→ What is being asked: When you reach a picture, skip it, and retype every line below exactly.

[Interface dataset entries]
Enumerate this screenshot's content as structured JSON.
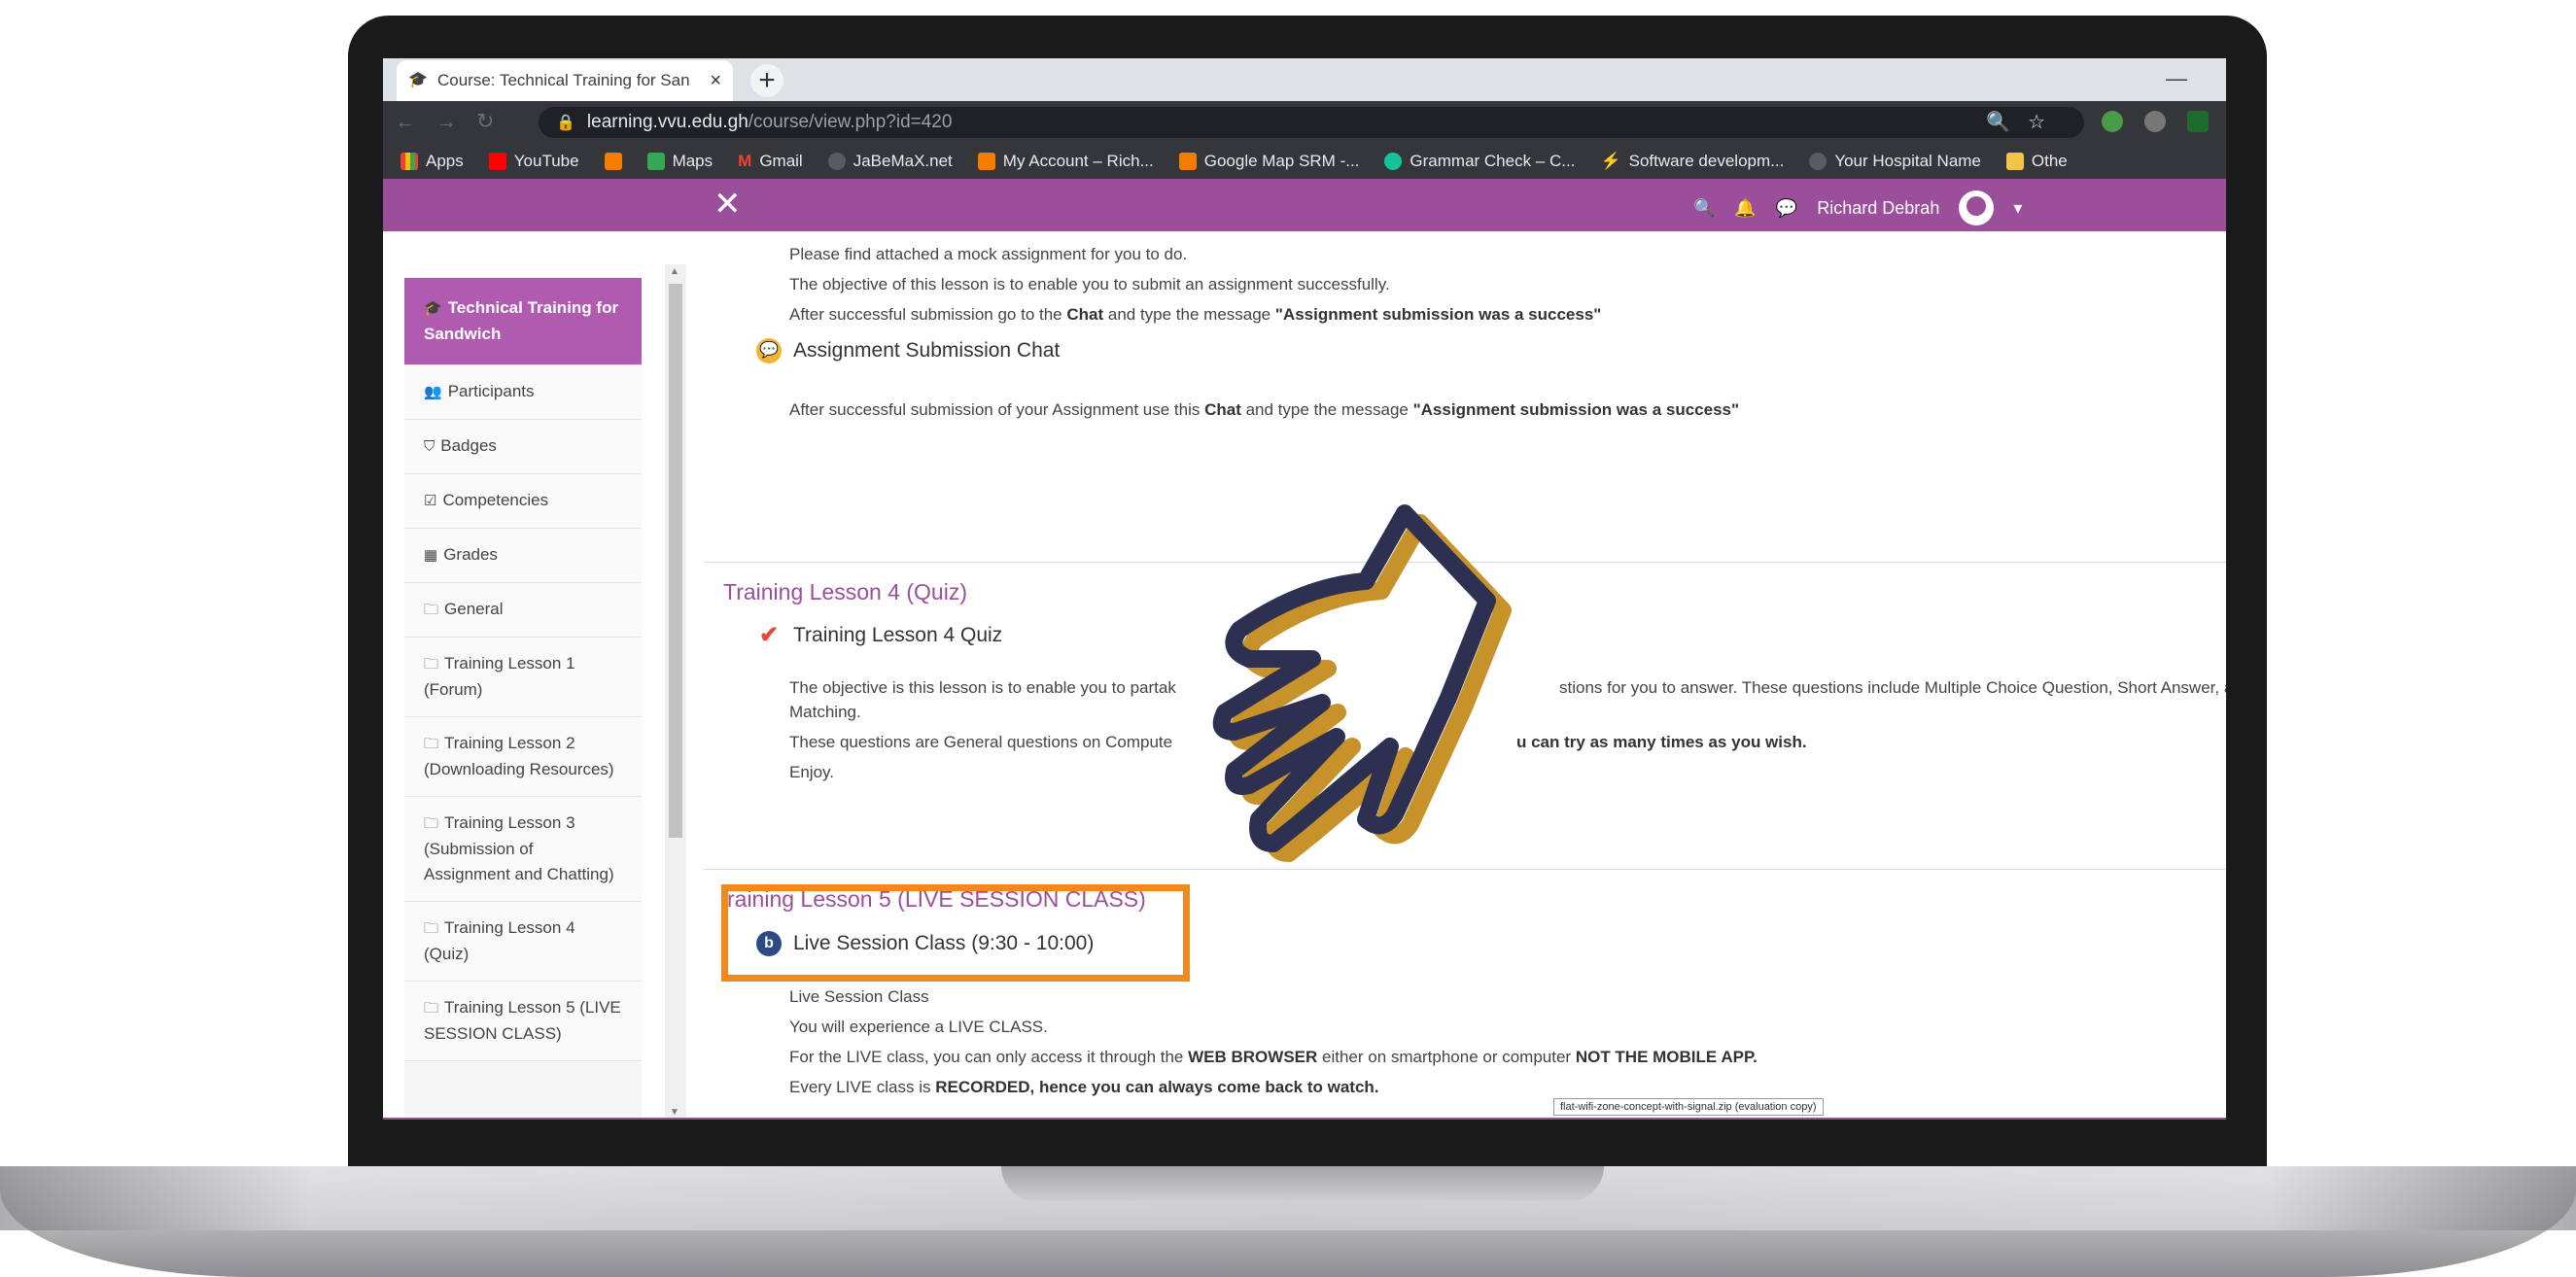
{
  "browser": {
    "tab_title": "Course: Technical Training for San",
    "new_tab": "+",
    "url_host": "learning.vvu.edu.gh",
    "url_path": "/course/view.php?id=420",
    "bookmarks": [
      "Apps",
      "YouTube",
      "Maps",
      "Gmail",
      "JaBeMaX.net",
      "My Account – Rich...",
      "Google Map SRM -...",
      "Grammar Check – C...",
      "Software developm...",
      "Your Hospital Name",
      "Othe"
    ]
  },
  "nav": {
    "user_name": "Richard Debrah"
  },
  "sidebar": {
    "items": [
      "Technical Training for Sandwich",
      "Participants",
      "Badges",
      "Competencies",
      "Grades",
      "General",
      "Training Lesson 1 (Forum)",
      "Training Lesson 2 (Downloading Resources)",
      "Training Lesson 3 (Submission of Assignment and Chatting)",
      "Training Lesson 4 (Quiz)",
      "Training Lesson 5 (LIVE SESSION CLASS)"
    ]
  },
  "content": {
    "line1": "Please find attached a mock assignment for you to do.",
    "line2": "The objective of this lesson is to enable you to submit an assignment successfully.",
    "line3_a": "After successful submission go to the ",
    "line3_b": "Chat",
    "line3_c": "  and type the message ",
    "line3_d": "\"Assignment submission was a success\"",
    "chat_activity": "Assignment Submission Chat",
    "chat_desc_a": "After successful submission of your Assignment use this ",
    "chat_desc_b": "Chat",
    "chat_desc_c": "  and type the message ",
    "chat_desc_d": "\"Assignment submission was a success\"",
    "section4_title": "Training Lesson 4 (Quiz)",
    "quiz_activity": "Training Lesson 4 Quiz",
    "quiz_desc1_a": "The objective is this lesson is to enable you to partak",
    "quiz_desc1_b": "stions for you to answer. These questions include Multiple Choice Question, Short Answer, and",
    "quiz_desc1_c": "Matching.",
    "quiz_desc2_a": "These questions are General questions on Compute",
    "quiz_desc2_b": "u can try as many times as you wish.",
    "quiz_desc3": "Enjoy.",
    "section5_title": "raining Lesson 5 (LIVE SESSION CLASS)",
    "live_activity": "Live Session Class (9:30 - 10:00)",
    "live_desc1": "Live Session Class",
    "live_desc2": "You will experience a LIVE CLASS.",
    "live_desc3_a": "For the LIVE class, you can only access it through the ",
    "live_desc3_b": "WEB BROWSER",
    "live_desc3_c": " either on smartphone or computer ",
    "live_desc3_d": "NOT THE MOBILE APP.",
    "live_desc4_a": "Every LIVE class is ",
    "live_desc4_b": "RECORDED, hence you can always come back to watch.",
    "tooltip": "flat-wifi-zone-concept-with-signal.zip (evaluation copy)"
  },
  "colors": {
    "moodle_purple": "#9b4f9b",
    "highlight_orange": "#f08a1c",
    "hand_navy": "#2e3052",
    "hand_gold": "#c8922a"
  }
}
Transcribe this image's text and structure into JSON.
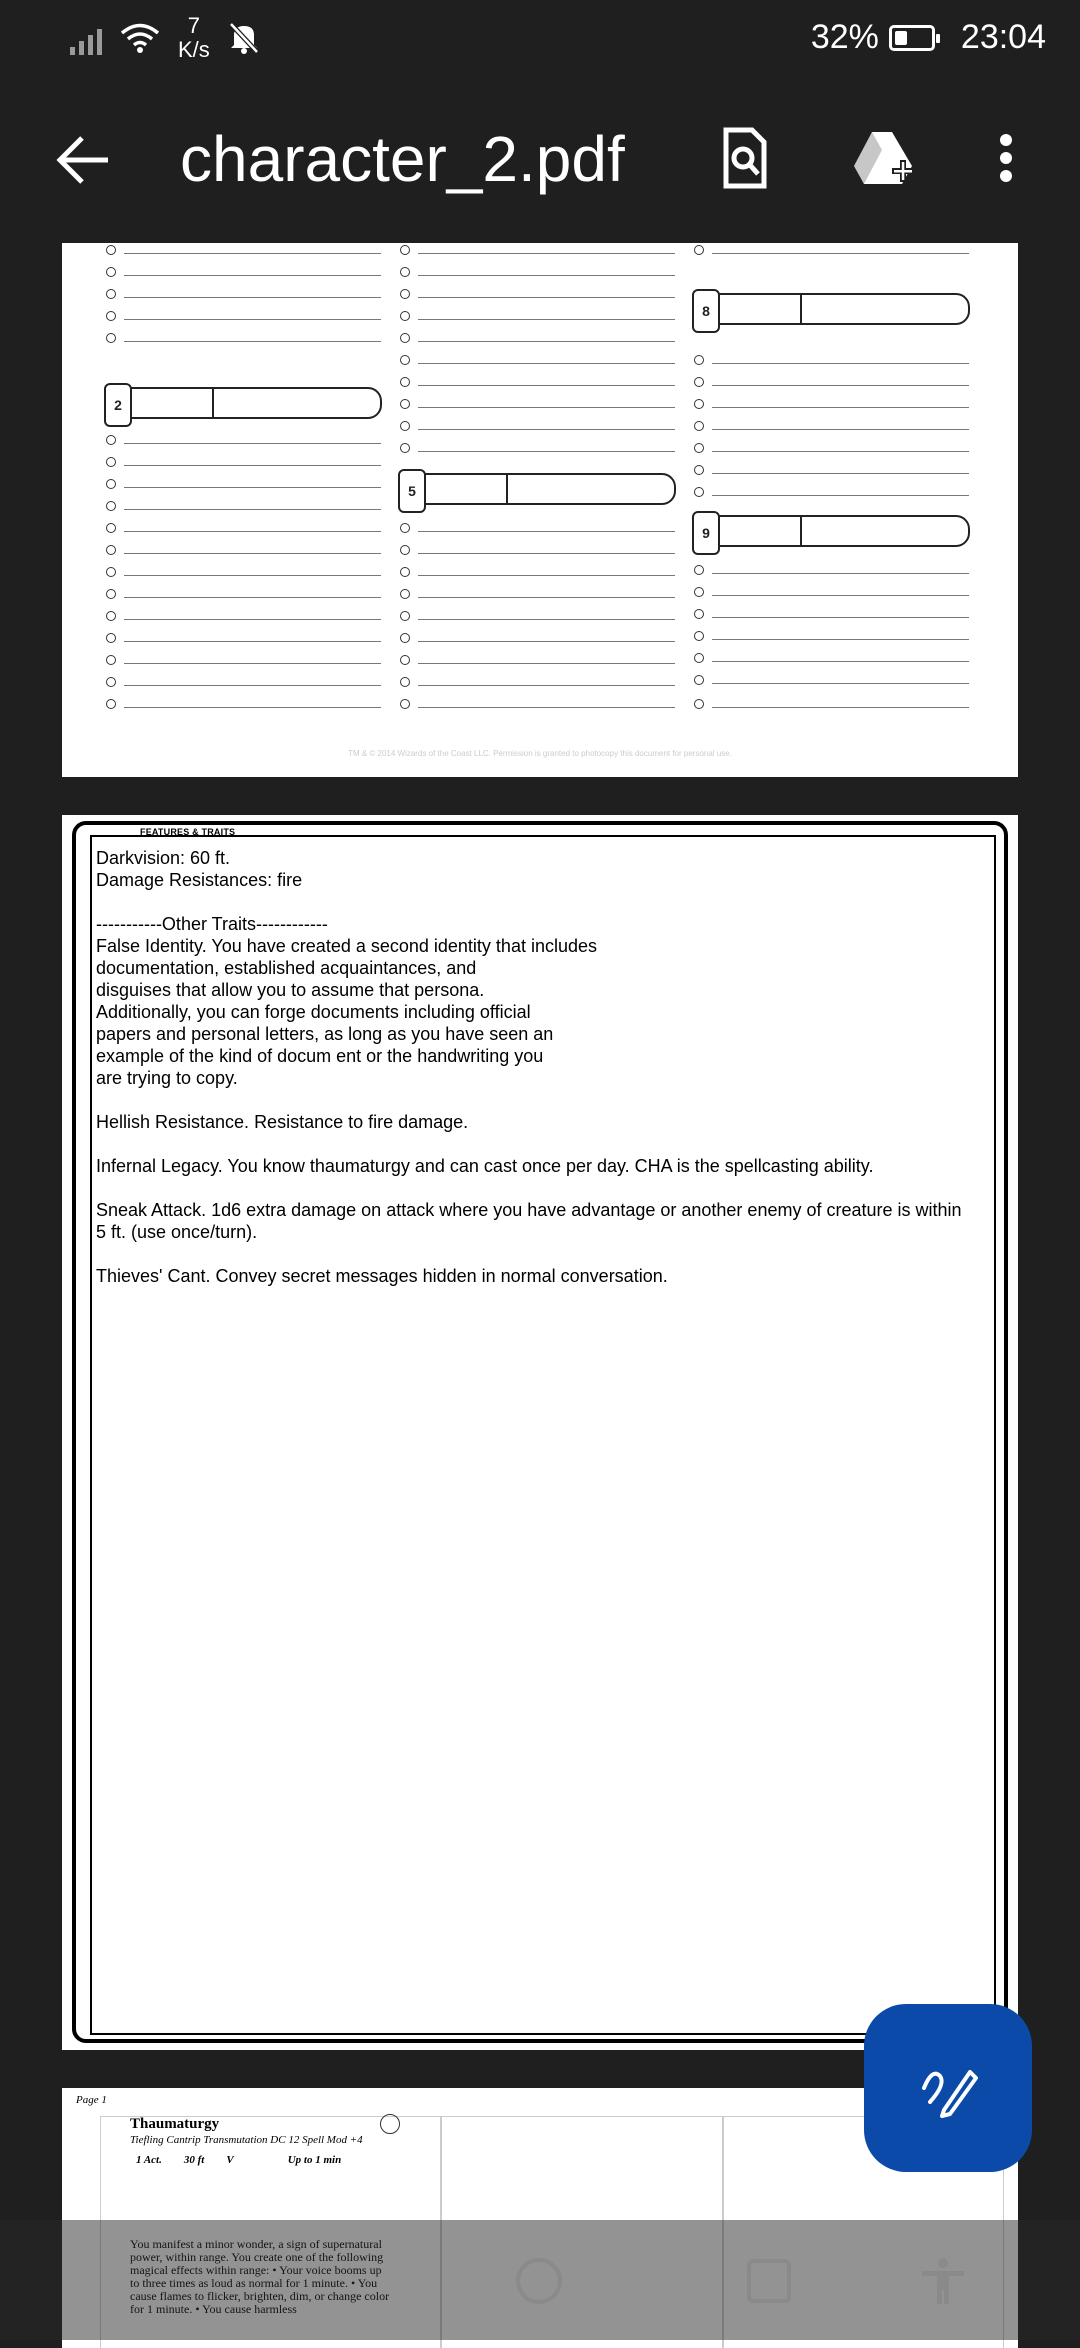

→ Output of the exercise:
Enumerate this screenshot's content as structured JSON.
{
  "browser": {
    "tab_title": "Course: Technical Training for San",
    "new_tab": "+",
    "url_host": "learning.vvu.edu.gh",
    "url_path": "/course/view.php?id=420",
    "bookmarks": [
      "Apps",
      "YouTube",
      "Maps",
      "Gmail",
      "JaBeMaX.net",
      "My Account – Rich...",
      "Google Map SRM -...",
      "Grammar Check – C...",
      "Software developm...",
      "Your Hospital Name",
      "Othe"
    ]
  },
  "nav": {
    "user_name": "Richard Debrah"
  },
  "sidebar": {
    "items": [
      "Technical Training for Sandwich",
      "Participants",
      "Badges",
      "Competencies",
      "Grades",
      "General",
      "Training Lesson 1 (Forum)",
      "Training Lesson 2 (Downloading Resources)",
      "Training Lesson 3 (Submission of Assignment and Chatting)",
      "Training Lesson 4 (Quiz)",
      "Training Lesson 5 (LIVE SESSION CLASS)"
    ]
  },
  "content": {
    "line1": "Please find attached a mock assignment for you to do.",
    "line2": "The objective of this lesson is to enable you to submit an assignment successfully.",
    "line3_a": "After successful submission go to the ",
    "line3_b": "Chat",
    "line3_c": "  and type the message ",
    "line3_d": "\"Assignment submission was a success\"",
    "chat_activity": "Assignment Submission Chat",
    "chat_desc_a": "After successful submission of your Assignment use this ",
    "chat_desc_b": "Chat",
    "chat_desc_c": "  and type the message ",
    "chat_desc_d": "\"Assignment submission was a success\"",
    "section4_title": "Training Lesson 4 (Quiz)",
    "quiz_activity": "Training Lesson 4 Quiz",
    "quiz_desc1_a": "The objective is this lesson is to enable you to partak",
    "quiz_desc1_b": "stions for you to answer. These questions include Multiple Choice Question, Short Answer, and",
    "quiz_desc1_c": "Matching.",
    "quiz_desc2_a": "These questions are General questions on Compute",
    "quiz_desc2_b": "u can try as many times as you wish.",
    "quiz_desc3": "Enjoy.",
    "section5_title": "raining Lesson 5 (LIVE SESSION CLASS)",
    "live_activity": "Live Session Class (9:30 - 10:00)",
    "live_desc1": "Live Session Class",
    "live_desc2": "You will experience a LIVE CLASS.",
    "live_desc3_a": "For the LIVE class, you can only access it through the ",
    "live_desc3_b": "WEB BROWSER",
    "live_desc3_c": " either on smartphone or computer ",
    "live_desc3_d": "NOT THE MOBILE APP.",
    "live_desc4_a": "Every LIVE class is ",
    "live_desc4_b": "RECORDED, hence you can always come back to watch.",
    "tooltip": "flat-wifi-zone-concept-with-signal.zip (evaluation copy)"
  },
  "colors": {
    "moodle_purple": "#9b4f9b",
    "highlight_orange": "#f08a1c",
    "hand_navy": "#2e3052",
    "hand_gold": "#c8922a"
  }
}
Transcribe this image's text and structure into JSON.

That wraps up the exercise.